A city within a city, Auckland Airport generates billions of dollars for the economy, creates thousands of jobs, helps grow New Zealand’s trade and tourism and provides visitors with their first impression of a country that has a 100% Pure brand image. Now it’s taken that responsibility a step further, by joining the EarthCheck Program.
Over 70 per cent of visitors enter or leave New Zealand via Auckland Airport, resulting in an amount of passengers that’s equivalent to three times the country’s entire population passing through its gates. More than 30 international airlines service the airport, which has grown to become Australasia’s second busiest, right after Sydney’s Kingsford Smith. In the last two years, Auckland Airport has been recognised as one of the top 10 airports in the world in the annual Skytrax World Airport Awards, voted on by more than 9.8 million passengers globally.
Auckland Airport developed its first sustainability policy in 2008 and has been working hard on its implementation ever since. The philosophy has been that sustainable business practice should be very much considered as ‘business as usual’. The EarthCheck Program will be measuring the success of this initiative and helping to improve operational efficiencies even further. It’s been used successfully by the likes of Kuala Lumpur International Airport, and its science is at the forefront of sustainability management solutions.
Auckland Airport is already three years into a companywide five year action plan, but needed a program that would add value and help promote achievements to stakeholders in a verifiable and credible manner. That’s where EarthCheck stepped in, as it’s already trusted by more than a thousand travel and tourism organisations in 60 countries.
"Auckland Airport looked at many programs and certification schemes all of which have their merits," explained Martin Fryer, Sustainability Advisor "However, as the gateway into New Zealand, Auckland Airport is part of a global tourism business and Earthcheck is the only truly global sustainable tourism program."

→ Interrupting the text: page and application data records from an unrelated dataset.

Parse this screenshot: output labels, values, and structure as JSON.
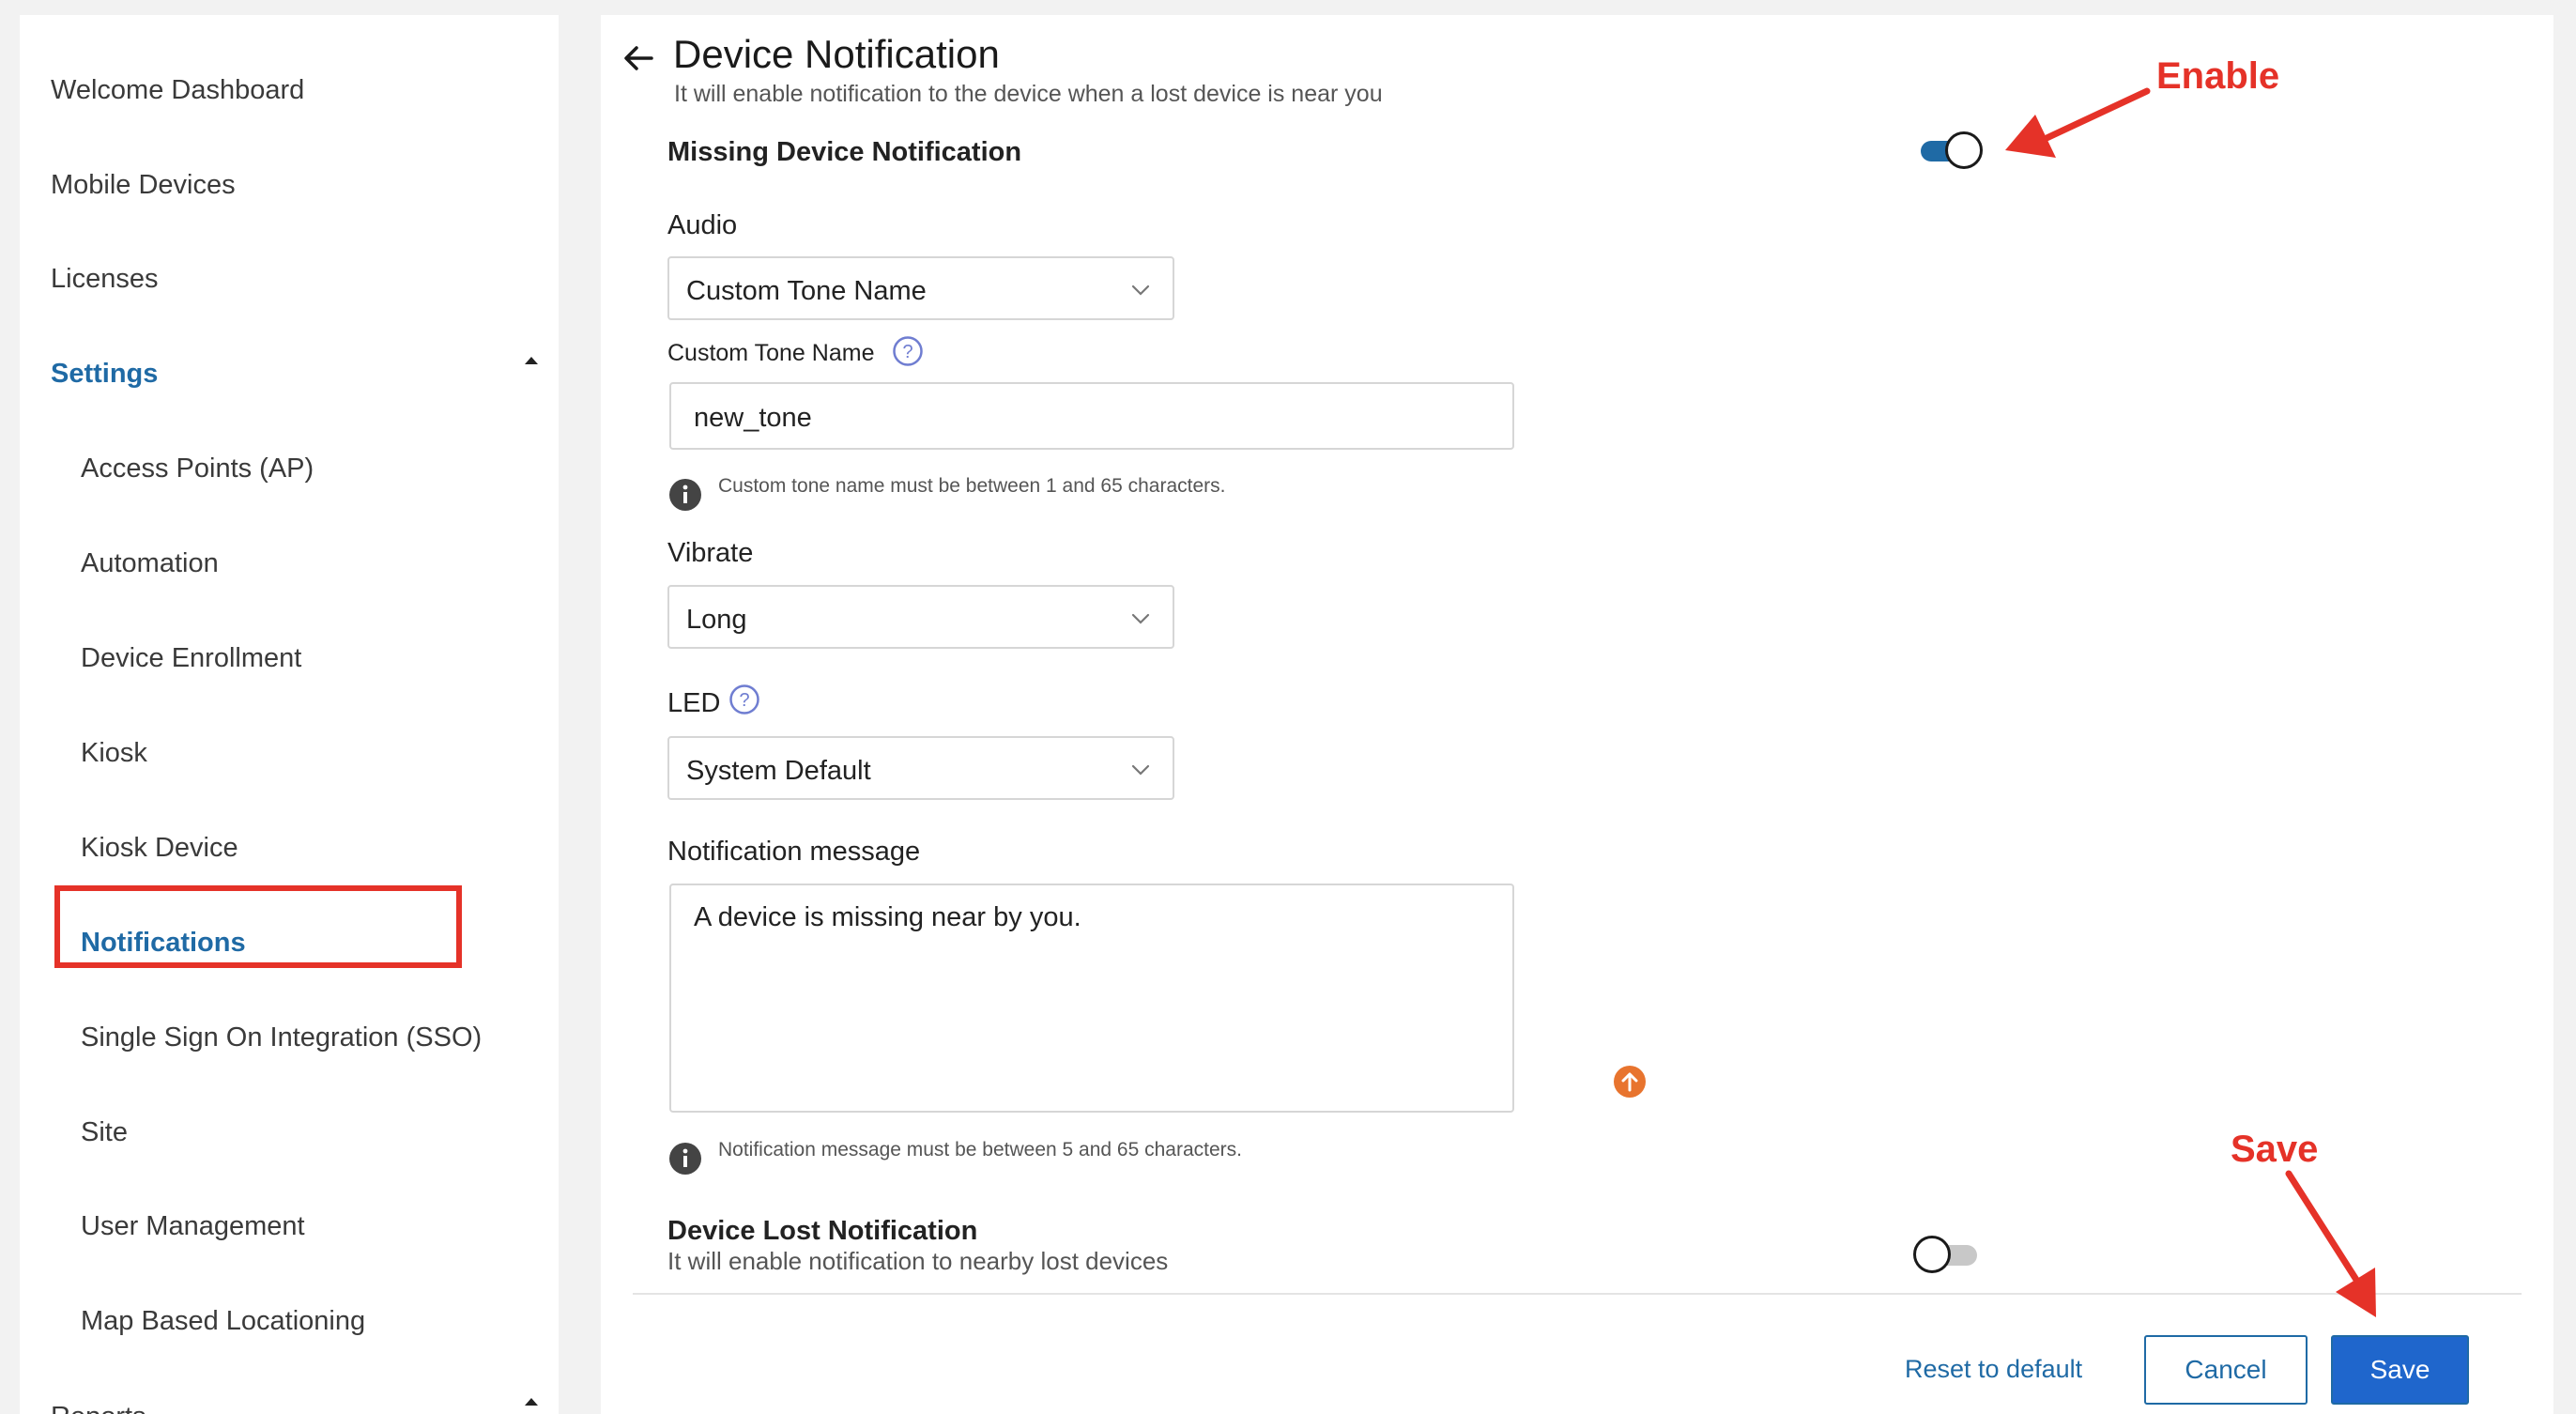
{
  "sidebar": {
    "items": [
      {
        "label": "Welcome Dashboard"
      },
      {
        "label": "Mobile Devices"
      },
      {
        "label": "Licenses"
      },
      {
        "label": "Settings"
      },
      {
        "label": "Access Points (AP)"
      },
      {
        "label": "Automation"
      },
      {
        "label": "Device Enrollment"
      },
      {
        "label": "Kiosk"
      },
      {
        "label": "Kiosk Device"
      },
      {
        "label": "Notifications"
      },
      {
        "label": "Single Sign On Integration (SSO)"
      },
      {
        "label": "Site"
      },
      {
        "label": "User Management"
      },
      {
        "label": "Map Based Locationing"
      },
      {
        "label": "Reports"
      }
    ],
    "active": "Notifications"
  },
  "page": {
    "title": "Device Notification",
    "subtitle": "It will enable notification to the device when a lost device is near you"
  },
  "missing_notification": {
    "label": "Missing Device Notification",
    "enabled": true
  },
  "audio": {
    "label": "Audio",
    "value": "Custom Tone Name"
  },
  "custom_tone": {
    "label": "Custom Tone Name",
    "value": "new_tone",
    "hint": "Custom tone name must be between 1 and 65 characters."
  },
  "vibrate": {
    "label": "Vibrate",
    "value": "Long"
  },
  "led": {
    "label": "LED",
    "value": "System Default"
  },
  "message": {
    "label": "Notification message",
    "value": "A device is missing near by you.",
    "hint": "Notification message must be between 5 and 65 characters."
  },
  "lost_notification": {
    "label": "Device Lost Notification",
    "description": "It will enable notification to nearby lost devices",
    "enabled": false
  },
  "footer": {
    "reset_label": "Reset to default",
    "cancel_label": "Cancel",
    "save_label": "Save"
  },
  "annotations": {
    "enable_label": "Enable",
    "save_label": "Save"
  },
  "colors": {
    "accent": "#1f6aa5",
    "primary_button": "#1f66cc",
    "annotation": "#e53228",
    "upload_icon": "#e8742e"
  }
}
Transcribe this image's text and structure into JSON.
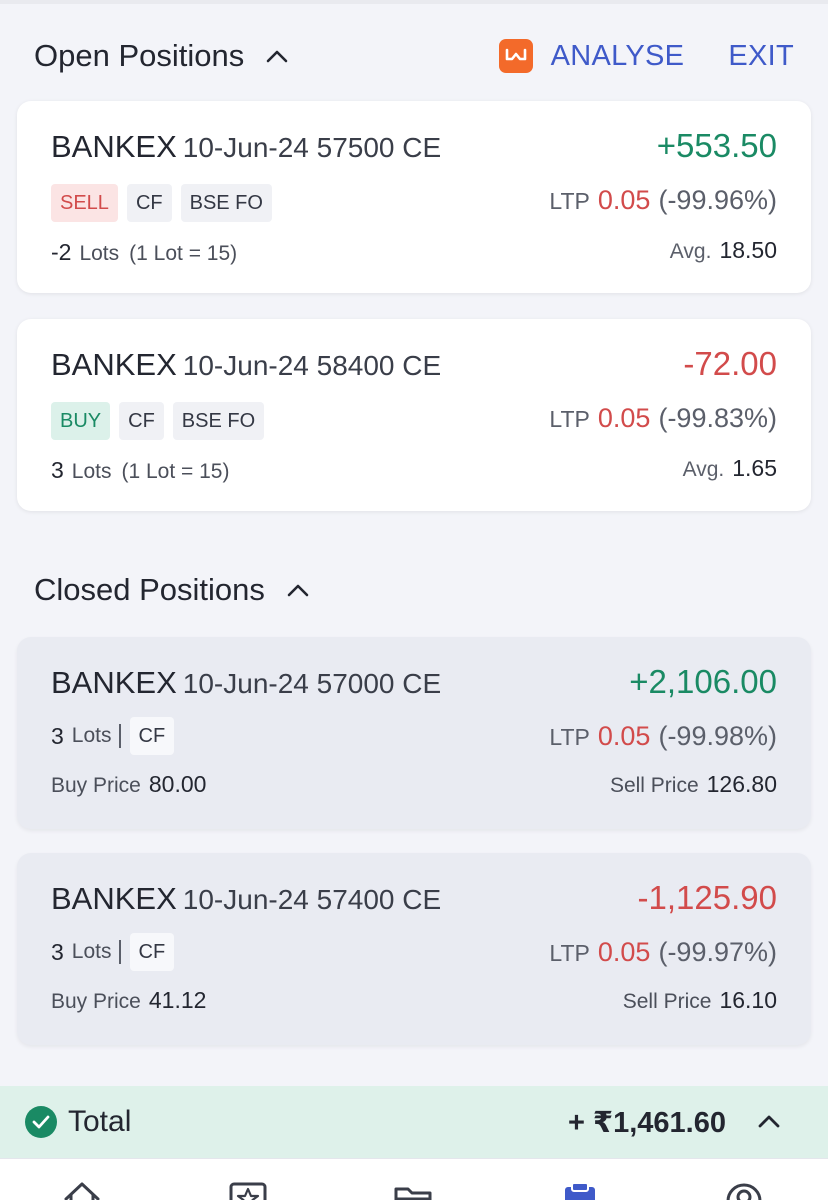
{
  "open_section": {
    "title": "Open Positions",
    "analyse_label": "ANALYSE",
    "exit_label": "EXIT",
    "positions": [
      {
        "symbol": "BANKEX",
        "contract": "10-Jun-24 57500 CE",
        "pnl": "+553.50",
        "side": "SELL",
        "product": "CF",
        "exchange": "BSE FO",
        "ltp_label": "LTP",
        "ltp": "0.05",
        "ltp_change": "(-99.96%)",
        "lots": "-2",
        "lots_label": "Lots",
        "lot_info": "(1 Lot = 15)",
        "avg_label": "Avg.",
        "avg": "18.50"
      },
      {
        "symbol": "BANKEX",
        "contract": "10-Jun-24 58400 CE",
        "pnl": "-72.00",
        "side": "BUY",
        "product": "CF",
        "exchange": "BSE FO",
        "ltp_label": "LTP",
        "ltp": "0.05",
        "ltp_change": "(-99.83%)",
        "lots": "3",
        "lots_label": "Lots",
        "lot_info": "(1 Lot = 15)",
        "avg_label": "Avg.",
        "avg": "1.65"
      }
    ]
  },
  "closed_section": {
    "title": "Closed Positions",
    "positions": [
      {
        "symbol": "BANKEX",
        "contract": "10-Jun-24 57000 CE",
        "pnl": "+2,106.00",
        "lots": "3",
        "lots_label": "Lots",
        "product": "CF",
        "ltp_label": "LTP",
        "ltp": "0.05",
        "ltp_change": "(-99.98%)",
        "buy_label": "Buy Price",
        "buy_price": "80.00",
        "sell_label": "Sell Price",
        "sell_price": "126.80"
      },
      {
        "symbol": "BANKEX",
        "contract": "10-Jun-24 57400 CE",
        "pnl": "-1,125.90",
        "lots": "3",
        "lots_label": "Lots",
        "product": "CF",
        "ltp_label": "LTP",
        "ltp": "0.05",
        "ltp_change": "(-99.97%)",
        "buy_label": "Buy Price",
        "buy_price": "41.12",
        "sell_label": "Sell Price",
        "sell_price": "16.10"
      }
    ]
  },
  "total": {
    "label": "Total",
    "value": "+ ₹1,461.60"
  },
  "bottom_nav": {
    "icons": [
      "home-icon",
      "watchlist-icon",
      "portfolio-icon",
      "orders-icon",
      "profile-icon"
    ],
    "active": "orders-icon"
  },
  "colors": {
    "profit": "#1a8a64",
    "loss": "#d24b4b",
    "accent": "#3f5ac9",
    "analyse_brand": "#f36a2a",
    "total_bar": "#def1ea"
  }
}
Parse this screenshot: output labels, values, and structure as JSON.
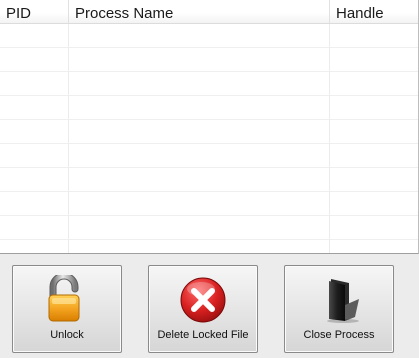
{
  "table": {
    "columns": [
      {
        "key": "pid",
        "label": "PID"
      },
      {
        "key": "process_name",
        "label": "Process Name"
      },
      {
        "key": "handle",
        "label": "Handle"
      }
    ],
    "rows": []
  },
  "buttons": {
    "unlock": {
      "label": "Unlock",
      "icon": "padlock-open-icon"
    },
    "delete_locked_file": {
      "label": "Delete Locked File",
      "icon": "red-x-icon"
    },
    "close_process": {
      "label": "Close Process",
      "icon": "black-folder-icon"
    }
  },
  "colors": {
    "window_bg": "#ececec",
    "list_bg": "#ffffff",
    "gridline": "#efefef",
    "padlock_body": "#f2a21a",
    "delete_red": "#d21f1f",
    "folder_black": "#1e1e1e"
  }
}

"Earthcheck requires a commitment from participants over the long-term, a commitment that extends beyond being green to being a responsible corporate citizen, this mirrored Auckland Airport’s own approach to sustainable business practice."
"Airport-related activities account for up to 5% of total aviation emissions," said Stewart Moore, CEO of EC3 Global, who manage the EarthCheck Program. "In the shadow of climate change, a raft of new initiatives are
underway that will put a very real cost on carbon and so they have a part to play in minimising their impacts on every level."
Many international airports around the world, Auckland Airport included, signed the Airports Council International (ACI) declaration on climate change two years ago, on the 23rd April 2008, a declaration that signifies a desire to work towards carbon neutrality.
The sector’s activities will continue to focus on ways to reduce its consumption of natural resources linked to airport operations; where emissions from energy use in buildings and infrastructure, transport to/from airports, airside vehicles, aircraft ground movements, energy consumption and refrigerants, water use and waste outputs all require careful and accurate management.
Any further savings measures in these sectors will lead to direct (positive) impacts on the bottom line. For Auckland Airport shareholders then, this latest alliance is likely to see them celebrating success yet again.
About Auckland Airport:
Auckland International Airport Limited (Auckland Airport) was formed in 1988, when the New Zealand Government corporatised the management of Auckland International Airport. In 1998, the Government sold down its shareholding, and AIAL became the fifth airport company in the world to be publicly listed. Auckland Airport's ordinary shares trade on the New Zealand Stock Exchange (NZX) and the Australian Stock Exchange (ASX).